> _Task brief_:
To complete this task, print all the data below exactly but leave out the images.

> _Web page and app entries_:
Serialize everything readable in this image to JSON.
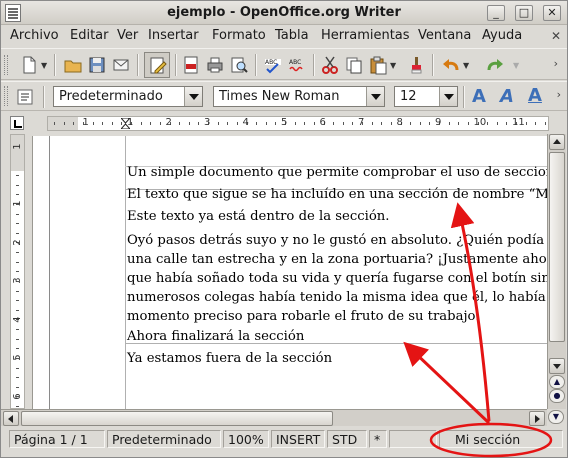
{
  "window": {
    "title": "ejemplo - OpenOffice.org Writer",
    "minimize_glyph": "_",
    "maximize_glyph": "□",
    "close_glyph": "✕"
  },
  "menu": {
    "items": [
      "Archivo",
      "Editar",
      "Ver",
      "Insertar",
      "Formato",
      "Tabla",
      "Herramientas",
      "Ventana",
      "Ayuda"
    ],
    "close_glyph": "✕"
  },
  "toolbar": {
    "icons": [
      "new-document-icon",
      "open-folder-icon",
      "save-icon",
      "email-icon",
      "edit-mode-icon",
      "export-pdf-icon",
      "print-icon",
      "page-preview-icon",
      "spellcheck-icon",
      "autospellcheck-icon",
      "cut-icon",
      "copy-icon",
      "paste-icon",
      "format-paintbrush-icon",
      "undo-icon",
      "redo-icon"
    ]
  },
  "format_bar": {
    "paragraph_style": "Predeterminado",
    "font_name": "Times New Roman",
    "font_size": "12",
    "bold_label": "A",
    "italic_label": "A",
    "underline_label": "A"
  },
  "ruler": {
    "labels": [
      "1",
      "1",
      "2",
      "3",
      "4",
      "5",
      "6",
      "7",
      "8",
      "9",
      "10",
      "11"
    ],
    "vertical_labels": [
      "1",
      "1",
      "2",
      "3",
      "4",
      "5",
      "6"
    ]
  },
  "document": {
    "lines": [
      "Un simple documento que permite comprobar el uso de secciones",
      "El texto que sigue se ha incluído en una sección de nombre “Mi se",
      "Este texto ya está dentro de la sección.",
      "Oyó pasos detrás suyo y no le gustó en absoluto. ¿Quién podía seg",
      "una calle tan estrecha y en la zona portuaria? ¡Justamente ahora q",
      "que había soñado toda su vida y quería fugarse con el botín sin de",
      "numerosos colegas había tenido la misma idea que él, lo había obs",
      "momento preciso para robarle el fruto de su trabajo.",
      "Ahora finalizará la sección",
      "Ya estamos fuera de la sección"
    ]
  },
  "statusbar": {
    "page": "Página  1 / 1",
    "page_style": "Predeterminado",
    "zoom": "100%",
    "insert_mode": "INSERT",
    "selection_mode": "STD",
    "modified": "*",
    "section_name": "Mi sección"
  },
  "colors": {
    "annotation": "#e41414",
    "window_bg": "#dcdad5",
    "paper": "#ffffff"
  }
}
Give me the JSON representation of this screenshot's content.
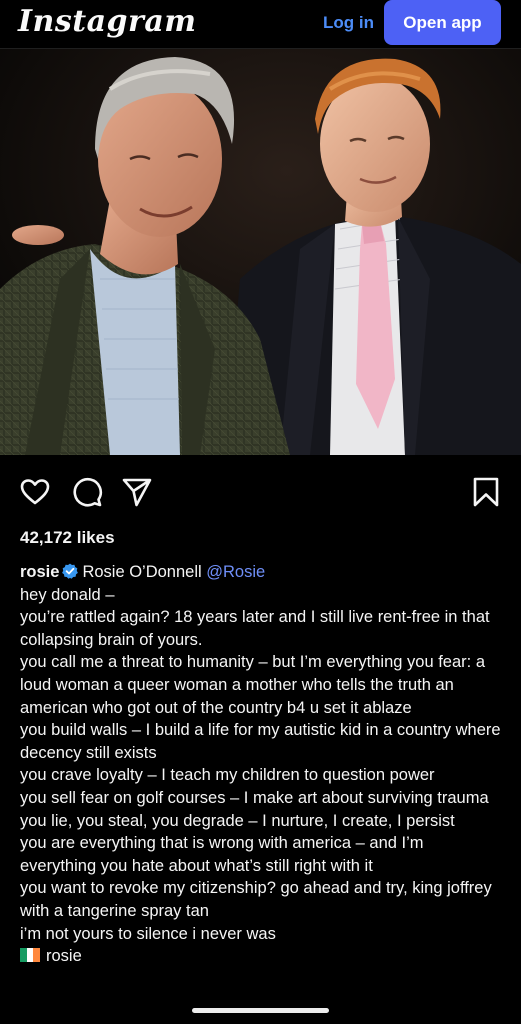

> _Result_:
Serialize everything readable in this image to JSON.
{
  "window": {
    "title": "ejemplo - OpenOffice.org Writer",
    "minimize_glyph": "_",
    "maximize_glyph": "□",
    "close_glyph": "✕"
  },
  "menu": {
    "items": [
      "Archivo",
      "Editar",
      "Ver",
      "Insertar",
      "Formato",
      "Tabla",
      "Herramientas",
      "Ventana",
      "Ayuda"
    ],
    "close_glyph": "✕"
  },
  "toolbar": {
    "icons": [
      "new-document-icon",
      "open-folder-icon",
      "save-icon",
      "email-icon",
      "edit-mode-icon",
      "export-pdf-icon",
      "print-icon",
      "page-preview-icon",
      "spellcheck-icon",
      "autospellcheck-icon",
      "cut-icon",
      "copy-icon",
      "paste-icon",
      "format-paintbrush-icon",
      "undo-icon",
      "redo-icon"
    ]
  },
  "format_bar": {
    "paragraph_style": "Predeterminado",
    "font_name": "Times New Roman",
    "font_size": "12",
    "bold_label": "A",
    "italic_label": "A",
    "underline_label": "A"
  },
  "ruler": {
    "labels": [
      "1",
      "1",
      "2",
      "3",
      "4",
      "5",
      "6",
      "7",
      "8",
      "9",
      "10",
      "11"
    ],
    "vertical_labels": [
      "1",
      "1",
      "2",
      "3",
      "4",
      "5",
      "6"
    ]
  },
  "document": {
    "lines": [
      "Un simple documento que permite comprobar el uso de secciones",
      "El texto que sigue se ha incluído en una sección de nombre “Mi se",
      "Este texto ya está dentro de la sección.",
      "Oyó pasos detrás suyo y no le gustó en absoluto. ¿Quién podía seg",
      "una calle tan estrecha y en la zona portuaria? ¡Justamente ahora q",
      "que había soñado toda su vida y quería fugarse con el botín sin de",
      "numerosos colegas había tenido la misma idea que él, lo había obs",
      "momento preciso para robarle el fruto de su trabajo.",
      "Ahora finalizará la sección",
      "Ya estamos fuera de la sección"
    ]
  },
  "statusbar": {
    "page": "Página  1 / 1",
    "page_style": "Predeterminado",
    "zoom": "100%",
    "insert_mode": "INSERT",
    "selection_mode": "STD",
    "modified": "*",
    "section_name": "Mi sección"
  },
  "colors": {
    "annotation": "#e41414",
    "window_bg": "#dcdad5",
    "paper": "#ffffff"
  }
}
Give me the JSON representation of this screenshot's content.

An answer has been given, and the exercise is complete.